Buying Stocks and Mutual Funds without a Broker
5 of 6 in Series: The Essentials of Investing Online
Can you be an online investor without a broker? Sure. Some online investors want to buy stocks but don’t want to bother with a broker. There’s nothing that says you need to have a broker to buy and sell stocks or mutual funds.
Stocks: Direct investments
Direct investments are where you buy the stock straight from the company. Many large companies, such as Coca-Cola, Procter & Gamble (P&G), and Walt Disney, allow you to buy and sell your stock with them and avoid a broker. Many direct investment programs are connected with dividend reinvestment plans (DRIPs), where the companies let you use dividend payments to buy, or reinvest, additional shares.
If you’re interested in going with a direct investment program, you can visit the investor-relations section of the company’s Web site to see whether it offers one. P&G, for instance, has an elaborate Shareholder Investment Program that lets you buy as little as $250 in stock and will even reinvest the dividends.
The other way to find direct investment programs is through directory services, such as The Moneypaper’s Directinvesting.com.
Here are the upsides to direct investing:
Potential commission savings: The fees charged by direct investment programs can be lower than what some brokers charge. P&G, for instance, charges no fee for investments plus a 2-cents-per-share charge if you buy the stock using money from your bank account and just $2.50 plus 2 cents per share if you mail a check.
Dividend reinvestments: Dividends can be reinvested for free. If you’re with a broker, you would often need to incur a commission to reinvest a dividend into the company stock.
As you might suspect, direct investing has some downsides:
Not free for all transactions: Some companies even charge commissions that exceed what deep discount brokerages charge for certain services. Be sure to check the company’s Web site, usually in a document called a direct stock plan prospectus, and understand all the fees that are charged.
Setup fees: Although opening a brokerage account is usually free, some direct investment plans charge a fee to get started. Some plans also have minimum initial deposits. P&G, for instance, requires $250 for a new account.
Limited universe: By using direct investment plans, you’re narrowing your universe of possible investments to the hundreds of the largely older, blue-chip companies that offer these programs.
Administrative hassles: With direct investment plans, you need to manage all your separate accounts, which could be a pain if you have ten or more investments.
Mutual funds: Straight from the mutual fund company
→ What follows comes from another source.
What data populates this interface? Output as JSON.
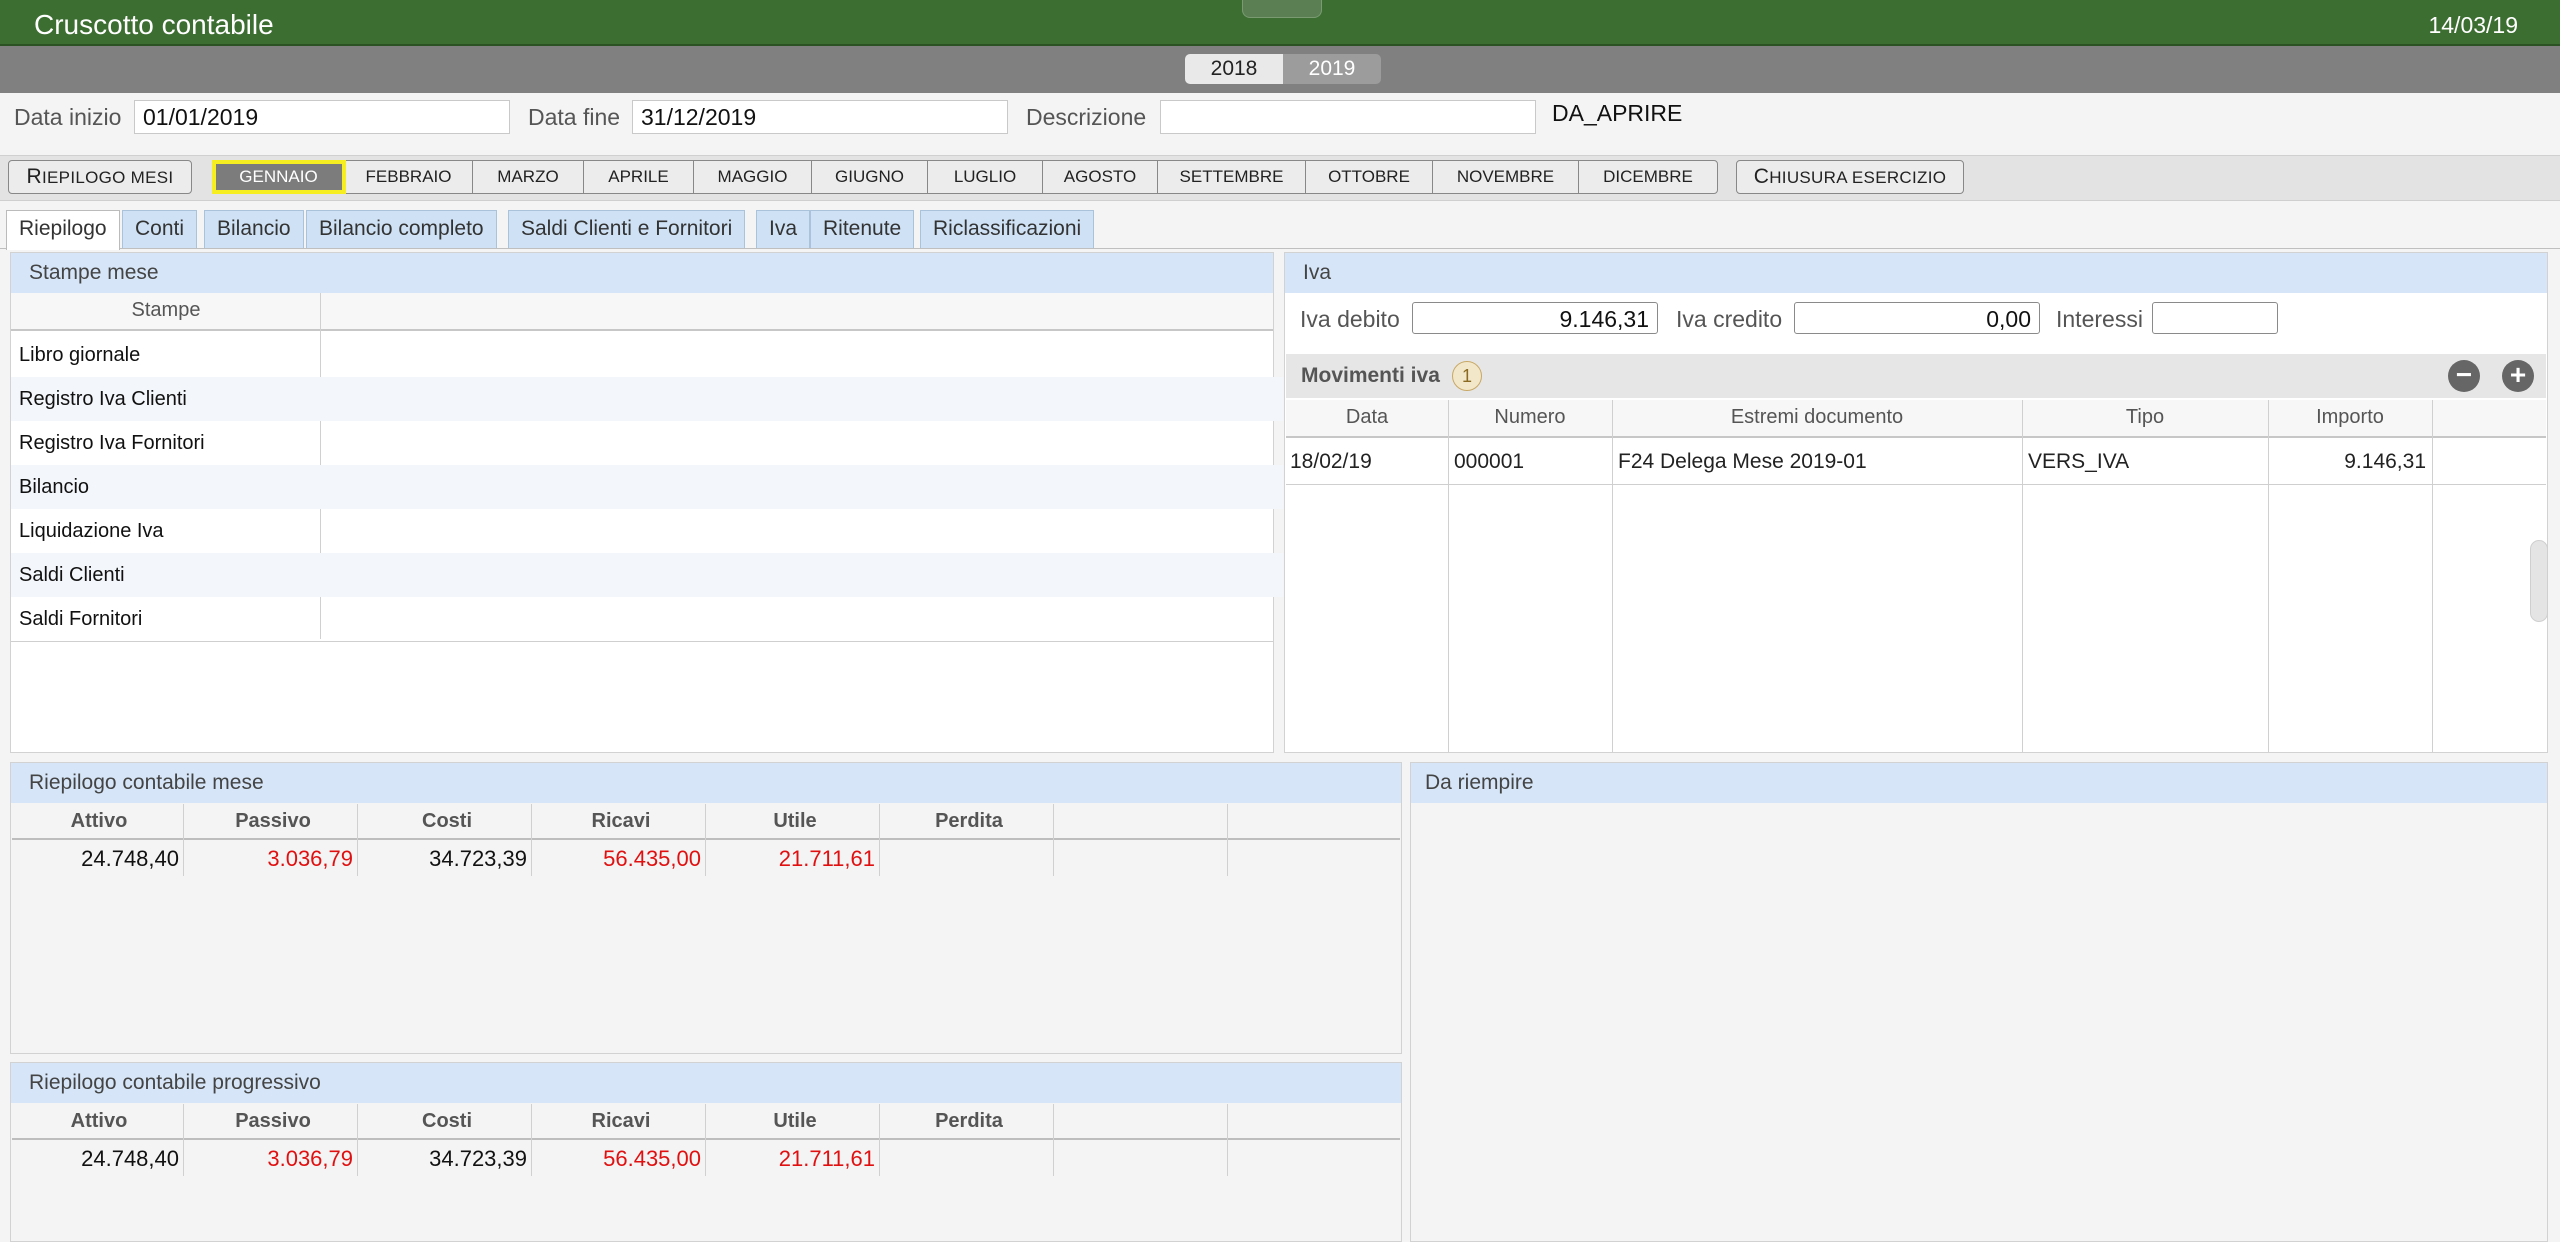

You can buy mutual funds with no transaction fee if you deal directly with the mutual fund company. This can be a tremendous advantage, especially if you’re making frequent and regular investments into a fund. After you figure out what fund you want to buy, log on to the mutual fund company’s Web site, open an account, and buy it. You’ll save yourself some cash.